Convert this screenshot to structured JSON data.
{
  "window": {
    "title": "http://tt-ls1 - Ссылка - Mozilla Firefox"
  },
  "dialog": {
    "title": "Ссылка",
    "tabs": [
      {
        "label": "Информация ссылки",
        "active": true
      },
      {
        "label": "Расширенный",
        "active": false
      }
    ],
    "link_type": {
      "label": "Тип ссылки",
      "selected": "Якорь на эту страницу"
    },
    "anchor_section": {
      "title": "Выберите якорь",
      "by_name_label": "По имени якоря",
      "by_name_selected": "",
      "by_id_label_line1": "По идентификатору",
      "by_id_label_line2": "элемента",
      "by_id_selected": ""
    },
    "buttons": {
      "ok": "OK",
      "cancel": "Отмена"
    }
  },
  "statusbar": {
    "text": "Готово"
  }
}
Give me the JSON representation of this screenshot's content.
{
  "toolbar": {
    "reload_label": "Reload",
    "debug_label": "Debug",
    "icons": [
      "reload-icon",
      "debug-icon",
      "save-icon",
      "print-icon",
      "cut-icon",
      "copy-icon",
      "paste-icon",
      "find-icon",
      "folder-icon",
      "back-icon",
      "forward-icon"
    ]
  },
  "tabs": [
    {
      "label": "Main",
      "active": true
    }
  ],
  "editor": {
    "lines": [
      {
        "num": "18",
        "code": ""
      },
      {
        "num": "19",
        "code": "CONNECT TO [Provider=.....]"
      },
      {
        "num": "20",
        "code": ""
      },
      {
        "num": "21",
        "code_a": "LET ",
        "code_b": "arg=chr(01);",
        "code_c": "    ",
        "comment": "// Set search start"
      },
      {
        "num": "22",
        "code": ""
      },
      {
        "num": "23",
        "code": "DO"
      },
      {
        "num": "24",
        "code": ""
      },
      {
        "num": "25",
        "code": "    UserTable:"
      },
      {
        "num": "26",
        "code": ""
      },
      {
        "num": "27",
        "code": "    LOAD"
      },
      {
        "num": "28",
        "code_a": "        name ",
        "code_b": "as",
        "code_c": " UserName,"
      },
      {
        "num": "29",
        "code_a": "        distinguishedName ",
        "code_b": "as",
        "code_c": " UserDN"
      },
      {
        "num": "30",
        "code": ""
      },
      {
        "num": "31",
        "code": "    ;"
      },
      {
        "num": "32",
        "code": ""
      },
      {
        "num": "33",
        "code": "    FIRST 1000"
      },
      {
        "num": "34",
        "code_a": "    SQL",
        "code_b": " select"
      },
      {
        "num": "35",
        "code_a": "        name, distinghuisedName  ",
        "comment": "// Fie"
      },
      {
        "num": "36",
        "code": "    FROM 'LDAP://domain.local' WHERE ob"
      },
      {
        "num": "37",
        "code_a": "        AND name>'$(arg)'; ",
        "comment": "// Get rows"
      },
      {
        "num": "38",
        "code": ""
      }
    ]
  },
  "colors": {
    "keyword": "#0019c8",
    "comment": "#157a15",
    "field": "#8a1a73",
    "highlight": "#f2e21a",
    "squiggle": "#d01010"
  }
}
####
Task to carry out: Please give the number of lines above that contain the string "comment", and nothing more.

Expected answer: 4